Welcome to the latest installment of “Writer Fuel – cool real-world stories that might inspire your little writer heart. Check out our Writer Fuel page on the LimFic blog for more inspiration. Today:
A six-year search of space beyond the orbit of Neptune has netted 461 newly discovered objects.
These objects include four that are more than 230 astronomical units (AU) from the sun. (An astronomical unit is the distance from the Earth to the sun, about 93 million miles or 149.6 million kilometers). These extraordinarily distant objects might shed light on Planet Nine, a theoretical, never-observed body that might be hiding in deep space, its gravity affecting the orbits of some of the rocky objects at the solar system’s edge.
The new observations come courtesy of the Dark Energy Survey, an effort to map the universe’s galactic structure and dark matter that began in 2013. Six years of observation from the Blanco Telescope in Cerro Tololo in Chile yielded a total of 817 confirmed new objects, 461 of which are now being described for the first time in a paper posted on the preprint server arXiv. The paper has been submitted to a journal for peer review, according to ScienceAlert.
The objects in the study are all at least 30 AU away, in a region of the solar system that is almost unimaginably dark and lonely.
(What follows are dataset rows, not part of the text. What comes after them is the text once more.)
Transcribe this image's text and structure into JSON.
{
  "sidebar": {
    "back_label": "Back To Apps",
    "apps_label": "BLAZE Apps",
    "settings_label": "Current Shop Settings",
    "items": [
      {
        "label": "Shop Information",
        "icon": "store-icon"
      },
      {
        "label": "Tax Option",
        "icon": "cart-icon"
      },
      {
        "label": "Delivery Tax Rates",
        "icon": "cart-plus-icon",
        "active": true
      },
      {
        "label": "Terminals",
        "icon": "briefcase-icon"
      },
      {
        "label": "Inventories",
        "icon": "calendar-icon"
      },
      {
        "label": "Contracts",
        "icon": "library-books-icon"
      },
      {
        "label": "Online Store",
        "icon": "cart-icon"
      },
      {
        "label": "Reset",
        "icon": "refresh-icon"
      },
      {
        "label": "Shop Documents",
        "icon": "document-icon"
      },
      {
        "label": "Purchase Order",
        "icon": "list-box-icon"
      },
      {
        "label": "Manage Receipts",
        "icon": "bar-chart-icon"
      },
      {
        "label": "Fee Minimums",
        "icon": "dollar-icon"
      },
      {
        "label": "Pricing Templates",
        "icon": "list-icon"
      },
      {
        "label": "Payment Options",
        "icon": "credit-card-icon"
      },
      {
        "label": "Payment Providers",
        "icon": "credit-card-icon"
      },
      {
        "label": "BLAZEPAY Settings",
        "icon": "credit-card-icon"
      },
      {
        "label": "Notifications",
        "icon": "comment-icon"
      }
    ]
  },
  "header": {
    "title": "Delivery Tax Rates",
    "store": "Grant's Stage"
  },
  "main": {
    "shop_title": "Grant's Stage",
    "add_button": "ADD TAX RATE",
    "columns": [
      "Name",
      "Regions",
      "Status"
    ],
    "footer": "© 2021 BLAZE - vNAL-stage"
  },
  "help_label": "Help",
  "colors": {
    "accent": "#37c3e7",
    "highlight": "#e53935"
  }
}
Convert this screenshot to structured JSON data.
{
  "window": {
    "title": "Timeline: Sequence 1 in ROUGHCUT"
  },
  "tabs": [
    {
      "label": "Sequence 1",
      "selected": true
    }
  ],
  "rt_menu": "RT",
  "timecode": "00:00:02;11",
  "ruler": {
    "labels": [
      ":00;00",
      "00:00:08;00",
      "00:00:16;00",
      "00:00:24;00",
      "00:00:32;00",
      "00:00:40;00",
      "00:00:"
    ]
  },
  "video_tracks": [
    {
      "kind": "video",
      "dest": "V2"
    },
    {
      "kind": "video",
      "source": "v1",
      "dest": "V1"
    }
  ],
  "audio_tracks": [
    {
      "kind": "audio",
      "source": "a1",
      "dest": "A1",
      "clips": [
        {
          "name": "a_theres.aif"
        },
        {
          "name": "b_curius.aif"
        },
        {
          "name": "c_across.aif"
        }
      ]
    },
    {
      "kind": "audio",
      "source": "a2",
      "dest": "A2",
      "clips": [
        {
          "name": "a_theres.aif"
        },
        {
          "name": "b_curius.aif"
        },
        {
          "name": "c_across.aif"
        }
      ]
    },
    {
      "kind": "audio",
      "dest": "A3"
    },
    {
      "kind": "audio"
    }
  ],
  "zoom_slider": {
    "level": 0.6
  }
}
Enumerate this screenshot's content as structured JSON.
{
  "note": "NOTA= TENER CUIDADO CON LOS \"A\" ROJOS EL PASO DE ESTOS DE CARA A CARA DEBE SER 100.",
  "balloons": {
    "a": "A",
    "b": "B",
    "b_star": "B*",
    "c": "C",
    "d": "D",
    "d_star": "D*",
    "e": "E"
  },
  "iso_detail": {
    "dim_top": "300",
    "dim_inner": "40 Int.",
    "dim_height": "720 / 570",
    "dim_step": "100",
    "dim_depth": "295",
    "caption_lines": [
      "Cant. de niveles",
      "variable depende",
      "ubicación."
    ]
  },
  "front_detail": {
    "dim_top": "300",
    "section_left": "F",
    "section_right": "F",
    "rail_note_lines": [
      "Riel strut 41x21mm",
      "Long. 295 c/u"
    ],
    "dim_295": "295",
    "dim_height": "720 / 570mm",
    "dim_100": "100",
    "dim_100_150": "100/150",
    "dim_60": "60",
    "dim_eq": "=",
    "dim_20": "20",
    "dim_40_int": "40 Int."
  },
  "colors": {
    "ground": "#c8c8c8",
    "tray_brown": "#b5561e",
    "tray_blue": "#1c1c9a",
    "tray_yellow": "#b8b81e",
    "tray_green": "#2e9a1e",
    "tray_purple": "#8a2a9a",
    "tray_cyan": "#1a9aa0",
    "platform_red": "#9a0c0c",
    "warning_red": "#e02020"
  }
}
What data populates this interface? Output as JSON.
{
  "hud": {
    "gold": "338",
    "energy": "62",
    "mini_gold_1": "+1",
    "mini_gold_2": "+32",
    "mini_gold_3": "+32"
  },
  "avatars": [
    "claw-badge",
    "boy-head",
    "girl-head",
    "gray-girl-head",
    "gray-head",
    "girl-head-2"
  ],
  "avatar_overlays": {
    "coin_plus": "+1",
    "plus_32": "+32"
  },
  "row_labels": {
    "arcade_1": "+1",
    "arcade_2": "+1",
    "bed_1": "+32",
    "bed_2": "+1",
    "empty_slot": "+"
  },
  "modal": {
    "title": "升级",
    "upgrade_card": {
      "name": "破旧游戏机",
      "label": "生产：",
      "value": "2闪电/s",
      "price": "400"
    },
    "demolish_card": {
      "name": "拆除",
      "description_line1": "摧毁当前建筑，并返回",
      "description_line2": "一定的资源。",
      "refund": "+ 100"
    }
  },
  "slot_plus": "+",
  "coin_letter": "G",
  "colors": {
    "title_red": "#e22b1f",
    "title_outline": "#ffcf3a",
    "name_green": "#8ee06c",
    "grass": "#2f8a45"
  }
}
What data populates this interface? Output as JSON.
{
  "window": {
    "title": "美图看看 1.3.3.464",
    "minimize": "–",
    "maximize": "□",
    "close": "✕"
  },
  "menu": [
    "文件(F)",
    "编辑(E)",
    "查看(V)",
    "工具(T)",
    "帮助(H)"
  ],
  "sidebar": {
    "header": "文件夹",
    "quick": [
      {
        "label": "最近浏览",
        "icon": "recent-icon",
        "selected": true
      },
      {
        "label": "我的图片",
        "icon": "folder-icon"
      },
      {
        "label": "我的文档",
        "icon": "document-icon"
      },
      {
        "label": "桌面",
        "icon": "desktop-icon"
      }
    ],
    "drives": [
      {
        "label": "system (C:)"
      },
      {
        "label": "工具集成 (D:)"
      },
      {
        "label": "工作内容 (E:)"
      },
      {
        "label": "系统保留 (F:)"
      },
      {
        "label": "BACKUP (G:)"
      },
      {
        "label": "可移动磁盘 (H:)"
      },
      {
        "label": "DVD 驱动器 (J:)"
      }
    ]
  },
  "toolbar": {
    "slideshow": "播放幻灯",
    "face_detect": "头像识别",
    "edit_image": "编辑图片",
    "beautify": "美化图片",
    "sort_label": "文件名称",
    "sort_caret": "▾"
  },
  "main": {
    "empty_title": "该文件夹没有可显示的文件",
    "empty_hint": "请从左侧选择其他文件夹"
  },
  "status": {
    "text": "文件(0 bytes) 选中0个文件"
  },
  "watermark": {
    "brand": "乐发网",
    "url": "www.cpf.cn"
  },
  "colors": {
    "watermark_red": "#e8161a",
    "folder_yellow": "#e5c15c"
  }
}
More than 3,000 trans-Neptunian objects, or TNOs, have been identified in these icy reaches. They include dwarf planets such as Pluto and Eris as well as small Kuiper Belt objects like Arrokoth, a rocky body visited by the New Horizons spacecraft in 2019. The Kuiper Belt is a region of icy objects orbiting between about 30 AUs and 50 AUs from the sun.